→ **INFORMATION SUPPLIED**
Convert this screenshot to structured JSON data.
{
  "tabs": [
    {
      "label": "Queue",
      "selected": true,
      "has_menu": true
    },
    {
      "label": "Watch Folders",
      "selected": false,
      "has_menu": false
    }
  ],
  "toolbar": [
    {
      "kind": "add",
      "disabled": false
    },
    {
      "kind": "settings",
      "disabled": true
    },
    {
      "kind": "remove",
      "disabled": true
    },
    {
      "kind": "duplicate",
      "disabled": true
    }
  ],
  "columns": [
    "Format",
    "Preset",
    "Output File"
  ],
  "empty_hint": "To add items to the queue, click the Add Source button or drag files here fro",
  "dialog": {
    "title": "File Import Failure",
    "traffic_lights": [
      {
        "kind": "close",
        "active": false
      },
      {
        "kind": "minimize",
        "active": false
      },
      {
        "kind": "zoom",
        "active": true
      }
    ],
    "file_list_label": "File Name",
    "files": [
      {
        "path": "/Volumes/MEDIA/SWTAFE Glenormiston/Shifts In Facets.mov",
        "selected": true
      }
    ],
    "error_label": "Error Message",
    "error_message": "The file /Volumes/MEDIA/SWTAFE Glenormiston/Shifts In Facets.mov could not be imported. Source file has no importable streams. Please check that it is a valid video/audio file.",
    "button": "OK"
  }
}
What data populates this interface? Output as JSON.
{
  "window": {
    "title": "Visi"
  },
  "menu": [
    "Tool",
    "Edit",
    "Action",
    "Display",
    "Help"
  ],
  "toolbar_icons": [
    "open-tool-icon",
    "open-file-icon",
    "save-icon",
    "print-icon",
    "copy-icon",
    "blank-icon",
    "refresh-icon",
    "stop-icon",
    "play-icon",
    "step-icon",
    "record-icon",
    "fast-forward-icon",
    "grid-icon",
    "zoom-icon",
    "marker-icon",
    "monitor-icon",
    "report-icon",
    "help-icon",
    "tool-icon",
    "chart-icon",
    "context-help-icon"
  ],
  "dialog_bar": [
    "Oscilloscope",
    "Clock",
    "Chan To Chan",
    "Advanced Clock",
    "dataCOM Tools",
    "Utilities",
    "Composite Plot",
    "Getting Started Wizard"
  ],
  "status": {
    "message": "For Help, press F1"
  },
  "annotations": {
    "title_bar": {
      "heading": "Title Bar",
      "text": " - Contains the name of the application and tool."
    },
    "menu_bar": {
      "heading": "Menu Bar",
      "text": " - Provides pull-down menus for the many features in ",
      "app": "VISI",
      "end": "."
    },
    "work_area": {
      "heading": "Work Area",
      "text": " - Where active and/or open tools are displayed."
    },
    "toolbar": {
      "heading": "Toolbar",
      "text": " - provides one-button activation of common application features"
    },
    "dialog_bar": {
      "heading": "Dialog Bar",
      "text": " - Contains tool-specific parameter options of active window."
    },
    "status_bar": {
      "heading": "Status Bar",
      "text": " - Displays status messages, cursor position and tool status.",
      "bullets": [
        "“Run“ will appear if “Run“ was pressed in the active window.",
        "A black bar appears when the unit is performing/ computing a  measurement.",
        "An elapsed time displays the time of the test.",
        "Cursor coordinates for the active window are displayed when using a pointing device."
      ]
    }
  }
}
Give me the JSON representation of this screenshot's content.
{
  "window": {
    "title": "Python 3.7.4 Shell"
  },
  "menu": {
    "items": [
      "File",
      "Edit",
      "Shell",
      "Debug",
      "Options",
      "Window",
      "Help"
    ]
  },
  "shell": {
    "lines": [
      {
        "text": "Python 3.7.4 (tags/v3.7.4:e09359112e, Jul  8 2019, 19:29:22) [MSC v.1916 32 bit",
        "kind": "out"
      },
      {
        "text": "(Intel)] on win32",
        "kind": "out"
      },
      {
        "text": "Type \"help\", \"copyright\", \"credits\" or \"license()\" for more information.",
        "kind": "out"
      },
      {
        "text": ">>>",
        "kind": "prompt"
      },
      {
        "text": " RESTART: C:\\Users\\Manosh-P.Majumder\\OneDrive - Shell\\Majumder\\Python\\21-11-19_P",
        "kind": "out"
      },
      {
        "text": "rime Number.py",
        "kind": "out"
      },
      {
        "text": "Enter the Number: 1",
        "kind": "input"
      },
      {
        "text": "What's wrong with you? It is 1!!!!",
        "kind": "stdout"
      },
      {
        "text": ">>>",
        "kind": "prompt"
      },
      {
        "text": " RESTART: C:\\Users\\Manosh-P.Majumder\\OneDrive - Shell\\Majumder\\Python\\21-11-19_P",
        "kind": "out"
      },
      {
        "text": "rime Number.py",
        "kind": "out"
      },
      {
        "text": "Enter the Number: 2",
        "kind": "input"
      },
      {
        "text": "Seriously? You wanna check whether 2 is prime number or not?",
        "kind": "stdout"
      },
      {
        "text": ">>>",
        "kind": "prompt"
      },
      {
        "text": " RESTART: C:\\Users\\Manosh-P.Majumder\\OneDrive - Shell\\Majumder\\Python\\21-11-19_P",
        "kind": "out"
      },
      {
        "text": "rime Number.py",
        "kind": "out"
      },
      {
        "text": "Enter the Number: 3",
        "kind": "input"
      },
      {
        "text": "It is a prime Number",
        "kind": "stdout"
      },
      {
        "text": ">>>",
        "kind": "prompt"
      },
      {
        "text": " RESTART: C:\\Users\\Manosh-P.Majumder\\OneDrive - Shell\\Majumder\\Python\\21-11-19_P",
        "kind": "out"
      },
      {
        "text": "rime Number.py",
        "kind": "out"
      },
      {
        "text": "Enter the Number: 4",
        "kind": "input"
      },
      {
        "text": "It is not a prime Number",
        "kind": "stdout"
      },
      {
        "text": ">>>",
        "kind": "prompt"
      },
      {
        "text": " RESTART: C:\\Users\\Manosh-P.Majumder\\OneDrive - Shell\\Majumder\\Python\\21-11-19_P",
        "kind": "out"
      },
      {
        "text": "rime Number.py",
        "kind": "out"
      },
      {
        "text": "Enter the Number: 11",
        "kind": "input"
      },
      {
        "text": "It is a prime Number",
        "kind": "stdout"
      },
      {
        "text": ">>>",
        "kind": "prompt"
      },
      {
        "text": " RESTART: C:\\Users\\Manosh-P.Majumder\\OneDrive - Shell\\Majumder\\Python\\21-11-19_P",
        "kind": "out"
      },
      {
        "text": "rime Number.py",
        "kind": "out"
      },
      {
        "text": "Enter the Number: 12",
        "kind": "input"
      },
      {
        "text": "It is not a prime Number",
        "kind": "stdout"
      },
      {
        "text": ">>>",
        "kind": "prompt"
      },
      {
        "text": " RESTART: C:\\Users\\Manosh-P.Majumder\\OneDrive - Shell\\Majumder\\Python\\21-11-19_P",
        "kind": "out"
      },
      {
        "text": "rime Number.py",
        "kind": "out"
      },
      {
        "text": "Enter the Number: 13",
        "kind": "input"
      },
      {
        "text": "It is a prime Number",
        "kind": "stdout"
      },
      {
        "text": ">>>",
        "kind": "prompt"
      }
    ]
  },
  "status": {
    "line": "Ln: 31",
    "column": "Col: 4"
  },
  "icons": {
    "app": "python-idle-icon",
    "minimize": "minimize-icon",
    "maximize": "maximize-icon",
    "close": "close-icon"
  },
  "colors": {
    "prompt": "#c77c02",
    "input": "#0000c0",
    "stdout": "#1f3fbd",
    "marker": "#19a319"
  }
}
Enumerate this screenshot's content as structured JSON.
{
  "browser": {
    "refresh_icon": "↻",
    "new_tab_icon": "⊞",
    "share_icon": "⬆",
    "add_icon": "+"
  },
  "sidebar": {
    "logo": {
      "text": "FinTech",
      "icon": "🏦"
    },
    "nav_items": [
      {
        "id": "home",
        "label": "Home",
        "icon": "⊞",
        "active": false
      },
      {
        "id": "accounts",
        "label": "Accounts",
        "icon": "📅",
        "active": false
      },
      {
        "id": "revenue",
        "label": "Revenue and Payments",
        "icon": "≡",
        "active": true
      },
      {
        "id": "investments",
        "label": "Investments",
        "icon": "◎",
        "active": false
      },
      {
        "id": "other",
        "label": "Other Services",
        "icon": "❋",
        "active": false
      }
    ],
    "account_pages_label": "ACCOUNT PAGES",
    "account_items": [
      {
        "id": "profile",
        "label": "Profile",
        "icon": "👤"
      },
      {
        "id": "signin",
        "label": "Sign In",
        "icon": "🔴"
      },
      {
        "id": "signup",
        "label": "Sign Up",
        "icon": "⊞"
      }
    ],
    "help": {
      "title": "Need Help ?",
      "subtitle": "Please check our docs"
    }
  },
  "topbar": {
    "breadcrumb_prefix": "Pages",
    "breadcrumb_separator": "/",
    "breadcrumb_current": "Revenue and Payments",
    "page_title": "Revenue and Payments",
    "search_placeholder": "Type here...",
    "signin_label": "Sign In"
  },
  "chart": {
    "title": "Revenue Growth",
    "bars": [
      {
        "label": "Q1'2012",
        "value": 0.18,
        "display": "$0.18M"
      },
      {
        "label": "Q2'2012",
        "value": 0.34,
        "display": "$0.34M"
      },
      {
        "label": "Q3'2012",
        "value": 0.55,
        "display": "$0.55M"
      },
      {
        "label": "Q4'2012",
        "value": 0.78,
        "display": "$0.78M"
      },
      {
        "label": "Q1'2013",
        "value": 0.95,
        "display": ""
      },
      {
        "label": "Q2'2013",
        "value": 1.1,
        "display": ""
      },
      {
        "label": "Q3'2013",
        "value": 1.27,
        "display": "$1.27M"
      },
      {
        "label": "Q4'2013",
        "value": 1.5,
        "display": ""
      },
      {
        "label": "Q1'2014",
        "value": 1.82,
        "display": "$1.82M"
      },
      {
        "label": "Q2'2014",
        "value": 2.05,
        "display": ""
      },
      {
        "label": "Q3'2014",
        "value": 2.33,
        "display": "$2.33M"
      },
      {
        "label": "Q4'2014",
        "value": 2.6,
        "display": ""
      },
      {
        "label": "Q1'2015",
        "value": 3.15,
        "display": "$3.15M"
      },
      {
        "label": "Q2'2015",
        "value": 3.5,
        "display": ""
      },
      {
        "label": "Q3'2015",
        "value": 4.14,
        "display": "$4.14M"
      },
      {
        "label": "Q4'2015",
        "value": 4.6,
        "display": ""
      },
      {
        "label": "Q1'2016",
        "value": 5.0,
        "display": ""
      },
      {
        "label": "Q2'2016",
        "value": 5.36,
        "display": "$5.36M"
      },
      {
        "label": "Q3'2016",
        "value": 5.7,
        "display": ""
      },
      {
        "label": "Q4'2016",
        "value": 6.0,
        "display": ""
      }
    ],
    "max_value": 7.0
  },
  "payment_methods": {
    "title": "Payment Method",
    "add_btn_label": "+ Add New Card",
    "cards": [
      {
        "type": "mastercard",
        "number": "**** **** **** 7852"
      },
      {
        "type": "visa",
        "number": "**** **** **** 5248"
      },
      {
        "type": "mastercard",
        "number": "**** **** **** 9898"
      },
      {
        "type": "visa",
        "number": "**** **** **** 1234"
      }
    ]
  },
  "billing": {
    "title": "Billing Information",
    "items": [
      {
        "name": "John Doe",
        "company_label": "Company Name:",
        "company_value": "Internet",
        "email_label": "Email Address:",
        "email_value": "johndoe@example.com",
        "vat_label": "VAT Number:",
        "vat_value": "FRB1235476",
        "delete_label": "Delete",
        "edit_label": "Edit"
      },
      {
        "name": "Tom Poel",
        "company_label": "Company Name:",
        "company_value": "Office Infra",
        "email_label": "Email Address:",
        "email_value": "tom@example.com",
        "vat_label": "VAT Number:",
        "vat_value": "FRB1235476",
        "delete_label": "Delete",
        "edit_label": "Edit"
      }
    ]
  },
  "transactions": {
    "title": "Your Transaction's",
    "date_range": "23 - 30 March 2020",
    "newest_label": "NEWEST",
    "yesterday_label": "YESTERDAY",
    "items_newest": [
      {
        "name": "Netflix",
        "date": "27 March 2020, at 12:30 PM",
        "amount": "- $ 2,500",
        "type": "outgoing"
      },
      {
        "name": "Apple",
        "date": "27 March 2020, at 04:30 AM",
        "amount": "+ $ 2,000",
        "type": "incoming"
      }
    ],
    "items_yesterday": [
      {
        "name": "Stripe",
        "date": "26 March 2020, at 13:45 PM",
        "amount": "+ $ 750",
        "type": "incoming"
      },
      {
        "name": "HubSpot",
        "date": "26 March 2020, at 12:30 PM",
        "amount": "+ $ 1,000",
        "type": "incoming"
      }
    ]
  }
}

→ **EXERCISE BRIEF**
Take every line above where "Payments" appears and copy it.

→ **SOLUTION BELOW**
        "label": "Revenue and Payments",
    "breadcrumb_current": "Revenue and Payments",
    "page_title": "Revenue and Payments",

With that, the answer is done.